years under § 924(e) because, Judge Brown found,
Defendant "easily satisfie[d]" the criteria of
having three violent felonies that were committed on
occasions different from one another. Id. at 7-8.
She then imposed the concurrent life sentence on Count 3.
direct appeal was denied. United States v. Jordan,
303 Fed.Appx. 439 (9th Cir. 2008). Defendant then filed a 28
U.S.C. § 2255 motion which was denied on March 11, 2011.
ECF 134. In May 2017, after receiving authorization from the
Ninth Circuit to file a second or successive 28 U.S.C. §
2255 motion based on Johnson v. United States, 135
S.Ct. 2551 (2015), Defendant filed the instant motion. ECF
149; see also ECF 149-1 (Ninth Cir. Order). Counsel
was promptly appointed and after some delay, the motion was
fully briefed in May 2019.
§ 2255, a federal prisoner in custody may move the
sentencing court to vacate, set aside, or correct a sentence
on the basis that the sentence violates the Constitution or
the laws of the United States. 28 U.S.C. § 2255(a);
United States v. Withers, 638 F.3d 1055, 1062 (9th
Cir. 2011) (citing Davis v. United States, 417 U.S.
333 (1974)). The petitioner must demonstrate that an error of
constitutional magnitude had a substantial and injurious
effect or influence on the guilty plea or the jury's
verdict.

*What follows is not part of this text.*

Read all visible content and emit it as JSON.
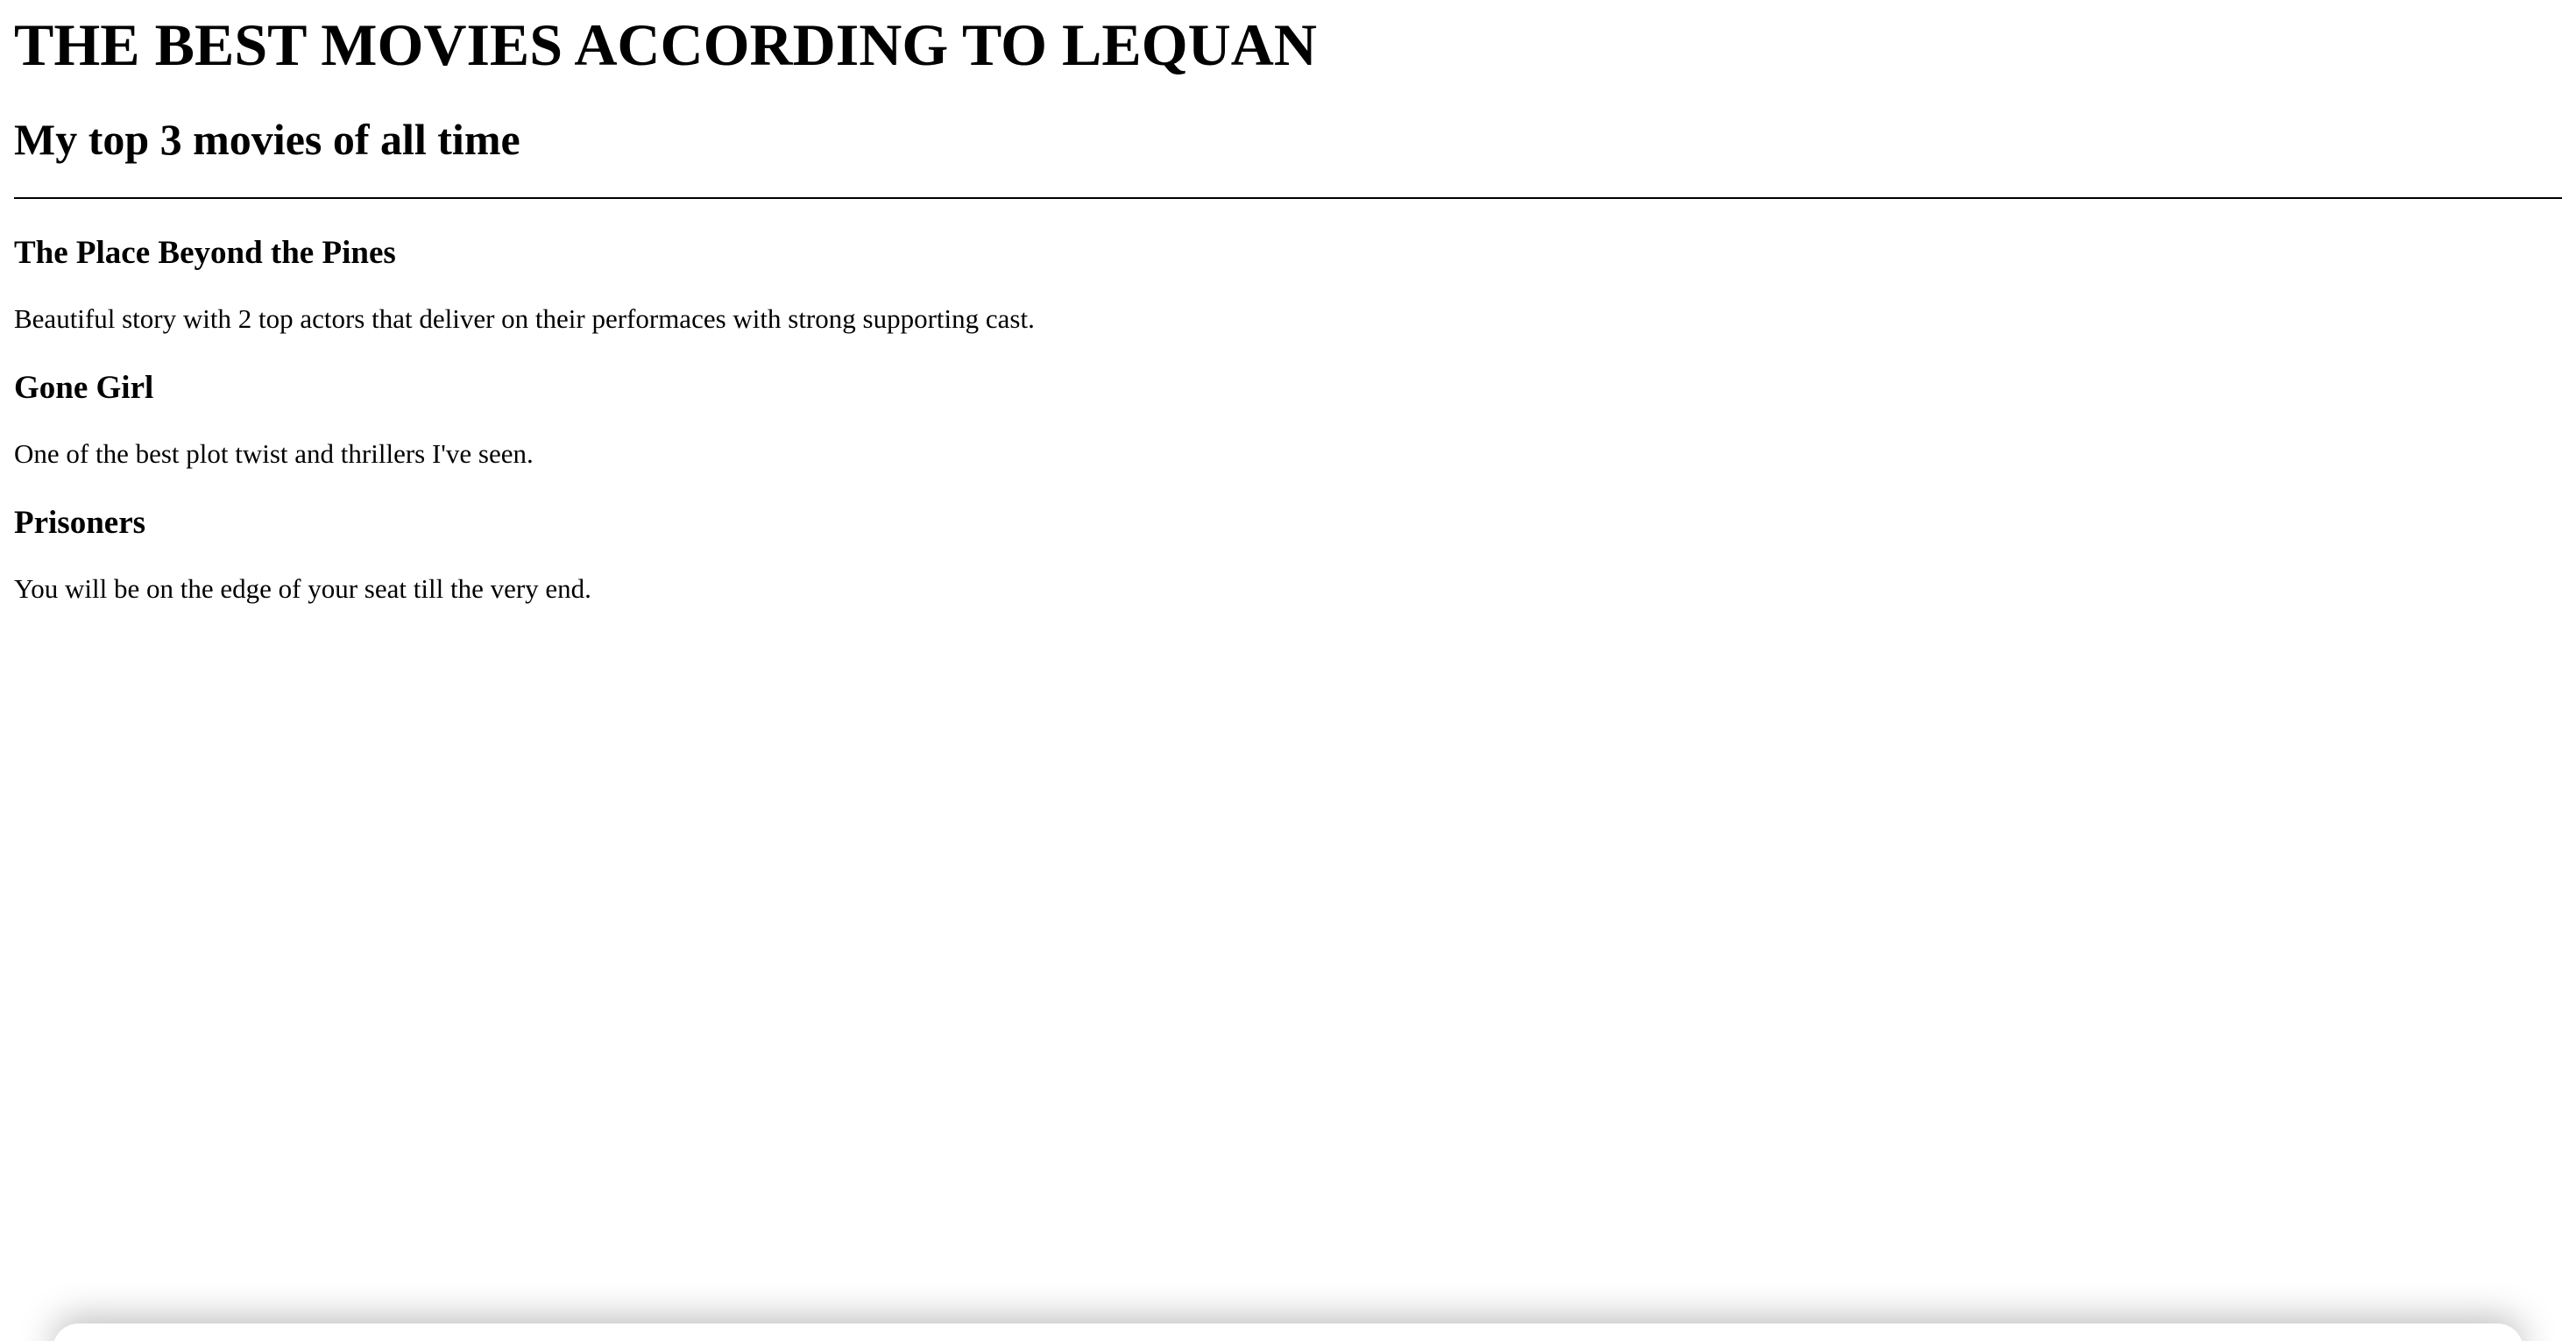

Brecht v. Abrahamson, 507 U.S. 619, 637
(1993); see also United States v. Montalvo,
331 F.3d 1052, 1058 (9th Cir. 2003) ("We hold now that
Brecht's harmless error standard applies to
habeas cases under section 2255, just as it does to those
under section 2254."). A hearing is unnecessary in cases
where "the files and records . . . conclusively show
that the prisoner is entitled to no relief[.]" 28 U.S.C.
§ 2255(b). Here, because there are no facts in dispute
and the questions presented raise solely legal issues, no
hearing is required.
argues that his conviction under § 924(c) must be
vacated because his armed bank robbery conviction under 18
U.S.C. § 2113(a) & (d) is not a "crime of
violence" as that phrase is defined in § 924(c)(3).
For the same reason, and based on his contention that none of
the 1987 California state convictions are violent felonies,
he further argues that he should be resentenced on the other
924(c)(1)(A) provides a mandatory additional sentence for
"any person who, during and in relation to any crime of
violence . . . for which the person may be prosecuted in a
court of the United States, uses or carries a firearm, or
who, in furtherance of any such crime, possesses a
firearm[.]" 18 U.S.C. § 924(c)(1)(A).
Defendant's Count 2 conviction was based ...